On the third day after our family was received into the Church, I went to early Mass in our parish church. As I knelt in the pew after receiving Communion, the words suddenly came to me, half-aloud, in a burst of joy: “Now I’m ready to die!”
For the next seven years, I was a layman in the Church. During that time, we moved to Milwaukee, where I completed course work for a doctorate in theology. Back in Oklahoma, I taught and worked for the diocesan educational department and completed my dissertation.
Then came a move to San Diego to join the theological faculty of a Catholic university. While teaching fulltime, I was ordained a permanent deacon in the Church and entered law school at night.
Several years after passing the bar, I was preparing to begin part-time practice, which I intended would become fulltime after I stopped teaching. Then the Church announced the Pastoral Provision for this country. Under its terms, married Catholic laymen who had formerly been Episcopal clergy were allowed to apply through their bishops for a dispensation from the rule of celibacy and for ordination to the priesthood.
My application was the first to be sent to Rome, though it was not the first one acted on. Thirteen months later, my bishop received a letter from then Cardinal Joseph Ratzinger (now Pope Emeritus Benedict XVI), telling him the Holy Father (Pope John Paul II) had approved my being ordained. Several months later, after a series of written and oral exams, I was ordained to the priesthood. That was in 1983.
Each time I stand at the altar, at least once the thought suddenly comes, “Can this be real?
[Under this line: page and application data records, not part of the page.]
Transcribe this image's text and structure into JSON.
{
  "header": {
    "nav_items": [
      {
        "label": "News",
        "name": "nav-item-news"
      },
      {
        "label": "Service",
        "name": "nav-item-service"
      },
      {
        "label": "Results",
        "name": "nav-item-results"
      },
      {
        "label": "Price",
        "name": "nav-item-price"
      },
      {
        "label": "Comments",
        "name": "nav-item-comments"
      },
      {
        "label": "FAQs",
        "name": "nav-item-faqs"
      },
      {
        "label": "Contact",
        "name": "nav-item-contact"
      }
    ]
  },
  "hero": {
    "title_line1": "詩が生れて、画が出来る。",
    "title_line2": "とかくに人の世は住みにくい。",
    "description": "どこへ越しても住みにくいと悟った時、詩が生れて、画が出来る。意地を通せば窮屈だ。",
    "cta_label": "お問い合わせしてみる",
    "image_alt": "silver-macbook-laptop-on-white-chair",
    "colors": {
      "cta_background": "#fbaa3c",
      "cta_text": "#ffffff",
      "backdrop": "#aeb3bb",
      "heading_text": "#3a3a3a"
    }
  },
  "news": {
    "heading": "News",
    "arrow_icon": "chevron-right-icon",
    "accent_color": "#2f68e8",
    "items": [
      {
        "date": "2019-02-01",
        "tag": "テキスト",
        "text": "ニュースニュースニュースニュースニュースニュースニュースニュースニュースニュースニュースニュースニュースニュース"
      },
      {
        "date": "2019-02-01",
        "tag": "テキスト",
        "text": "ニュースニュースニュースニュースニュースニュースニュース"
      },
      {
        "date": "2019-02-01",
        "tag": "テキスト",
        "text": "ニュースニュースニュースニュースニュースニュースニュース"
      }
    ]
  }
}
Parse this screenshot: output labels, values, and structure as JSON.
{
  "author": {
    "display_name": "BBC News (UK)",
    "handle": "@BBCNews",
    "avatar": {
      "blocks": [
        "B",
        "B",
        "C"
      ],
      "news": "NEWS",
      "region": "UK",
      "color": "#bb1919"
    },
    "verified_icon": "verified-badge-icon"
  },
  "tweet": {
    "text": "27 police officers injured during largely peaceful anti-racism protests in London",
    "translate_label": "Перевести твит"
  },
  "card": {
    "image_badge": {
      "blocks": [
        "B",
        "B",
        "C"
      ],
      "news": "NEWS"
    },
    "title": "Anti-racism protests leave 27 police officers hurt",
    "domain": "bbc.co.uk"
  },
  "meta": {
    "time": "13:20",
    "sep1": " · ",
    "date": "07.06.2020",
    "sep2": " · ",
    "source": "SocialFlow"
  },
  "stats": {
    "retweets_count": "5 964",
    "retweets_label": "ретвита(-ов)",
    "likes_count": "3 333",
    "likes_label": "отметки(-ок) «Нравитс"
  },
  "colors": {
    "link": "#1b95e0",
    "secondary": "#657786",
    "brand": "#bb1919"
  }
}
Am I a Catholic priest, offering the Holy Sacrifice?” Then comes that blessed answer: “Yes! Thanks be to God!”